During the next two days there were a total of forty-four presentations from delegates representing fifteen different countries. Presentations covered a wide range of topics, including “Markups and Advertising Expenditures in the German Brewing Sector”, “Why is Belgian Beer the Best in the World?”, and “Branding and Performance in the Global Beer Market”. I like to use the conference as a barometer to gauge what scholars in the academy are working on when it comes to the beer industry. As I perused the conference program I did a count on the number of papers devoted to craft beer. There were twenty-two, including mine, that dealt with some aspect of the craft beer segment of the broader beer industry. What was particularly fascinating about this sub-set of presentations was their geographic diversity. In addition to the United States there were presentations about the craft beer industry  in Australia, Germany, Hungary, Italy, Japan, Poland, Slovakia, Spain, and the United Kingdom. I found this to be exciting and an indication of the growing importance of the craft beer segment in a growing number of countries outside of the United States. This is something I have also witnessed in my overseas travels. Consumer demand for higher quality beer, made by small-scale independent breweries, and which provides the beer drinker with a greater diversity of styles and flavors is on the rise in more and more countries.

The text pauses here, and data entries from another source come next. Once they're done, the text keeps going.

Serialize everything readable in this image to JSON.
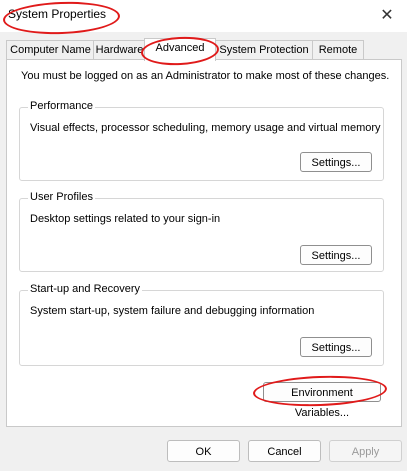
{
  "window": {
    "title": "System Properties"
  },
  "tabs": [
    {
      "label": "Computer Name",
      "active": false
    },
    {
      "label": "Hardware",
      "active": false
    },
    {
      "label": "Advanced",
      "active": true
    },
    {
      "label": "System Protection",
      "active": false
    },
    {
      "label": "Remote",
      "active": false
    }
  ],
  "advanced": {
    "admin_note": "You must be logged on as an Administrator to make most of these changes.",
    "performance": {
      "title": "Performance",
      "description": "Visual effects, processor scheduling, memory usage and virtual memory",
      "button": "Settings..."
    },
    "user_profiles": {
      "title": "User Profiles",
      "description": "Desktop settings related to your sign-in",
      "button": "Settings..."
    },
    "startup_recovery": {
      "title": "Start-up and Recovery",
      "description": "System start-up, system failure and debugging information",
      "button": "Settings..."
    },
    "env_button": "Environment Variables..."
  },
  "footer": {
    "ok": "OK",
    "cancel": "Cancel",
    "apply": "Apply"
  },
  "colors": {
    "annotation": "#e01a1a",
    "window_bg": "#f0f0f0",
    "panel_bg": "#ffffff"
  }
}
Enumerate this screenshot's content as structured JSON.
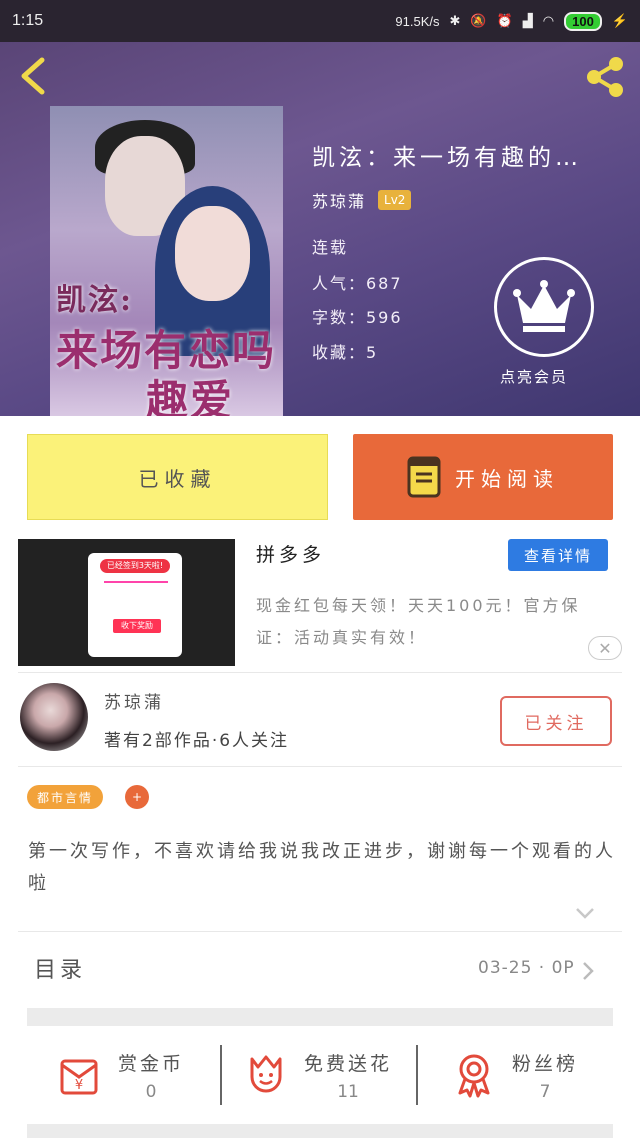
{
  "status_bar": {
    "time": "1:15",
    "net_speed": "91.5K/s",
    "battery": "100"
  },
  "book": {
    "title": "凯泫：来一场有趣的…",
    "author": "苏琼蒲",
    "level": "Lv2",
    "status": "连载",
    "popularity": "人气：687",
    "word_count": "字数：596",
    "favorites": "收藏：5",
    "cover_title_line1": "凯泫:",
    "cover_title_line2": "来场有恋吗",
    "cover_title_line3": "趣爱"
  },
  "vip": {
    "label": "点亮会员"
  },
  "actions": {
    "collected_label": "已收藏",
    "read_label": "开始阅读"
  },
  "ad": {
    "name": "拼多多",
    "detail_label": "查看详情",
    "description": "现金红包每天领！天天100元！官方保证：活动真实有效！",
    "close_label": "✕",
    "thumb_badge": "已经签到3天啦!",
    "thumb_button": "收下奖励"
  },
  "author_card": {
    "name": "苏琼蒲",
    "works": "著有2部作品·6人关注",
    "follow_label": "已关注"
  },
  "tags": {
    "category": "都市言情",
    "add": "+"
  },
  "intro": "第一次写作，不喜欢请给我说我改正进步，谢谢每一个观看的人啦",
  "toc": {
    "label": "目录",
    "date": "03-25 · 0P"
  },
  "stats": {
    "reward": {
      "label": "赏金币",
      "value": "0"
    },
    "flowers": {
      "label": "免费送花",
      "value": "11"
    },
    "fans": {
      "label": "粉丝榜",
      "value": "7"
    }
  },
  "colors": {
    "accent_orange": "#e8693a",
    "collected_yellow": "#fbf279",
    "detail_blue": "#2e7be2",
    "tag_orange": "#f2a23a",
    "icon_red": "#e24a3b"
  }
}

Martin Stack of Rockhurst University and Tomas Maier, Czech University of Life Science discuss the brewing industry over dinner

On the final evening of the conference there was a gala dinner. This was held in the Jacobsen Brewhouse  which is located next to The Carlsberg Academy. The dinner was another opportunity to network with conference attendees as well as to sample a rebrew of one of Carlsberg’s historic beers. In 2013 a Carlsberg employee discovered, in a forgotten beer cellar, three unopened bottles of a late nineteenth century Carlsberg beer. The beer had been unpasteurized and so scientists were able to isolate and cultivate live yeast from the old beer.  Nineteenth century brewing records were used to recreate the 133-year old lager recipe. The lager has an ABV of 5.7%, is darker in color, sweeter, and less carbonated than the standard Carlsberg Pilsner  of today.

Some of our luncheon beer options at The Carlsberg Academy

One of the features of the lunches that we enjoyed at The Carlsberg Academy was the fact that beer was available with our lunch buffet (it was a beer conference after all). It was from Carlsberg’s portfolio of beers brewed under the Jacobsen brand. This beer is brewed in the Jacobsen Brewhouse, which opened in 2005. The Brewhouse focuses on specialty beers and is Carlsberg’s response to the growing demand for craft beers. The beers available under the Jacobsen brand include an IPA, a porter, and a weissbier.

Following the conclusion of the scientific portion of the conference, delegates had an opportunity to spend a day visiting two breweries (Nørrebro Bryghus and Warpigs) in the Copenhagen area. We also visited Mikkeller Baghaven, which is Mikkeller’s barrel ageing facility. I will not go into any detail on these visits here, but will devote a blog entry to them at a later date.

So Beeronomics 2017 has come and gone. It was a fantastic event. At the gala dinner it was announced that the 2019 Beeronomics Conference will be held in the Pilsen in the Czech Republic. What an appropriate choice for a conference on beer. For my non-beer loving friends, the city of Pilsen is the birthplace of the style of beer known as Pilsner.

Prof Beer

A few weeks ago I received an e-mail from John Paul Breslin. John Paul is a reporter with the Sunday Post, a Scottish newspaper. John Paul had come across my beer blog, saw that I was originally from Scotland, and was interested in writing an article about my research Continue reading Prof Beer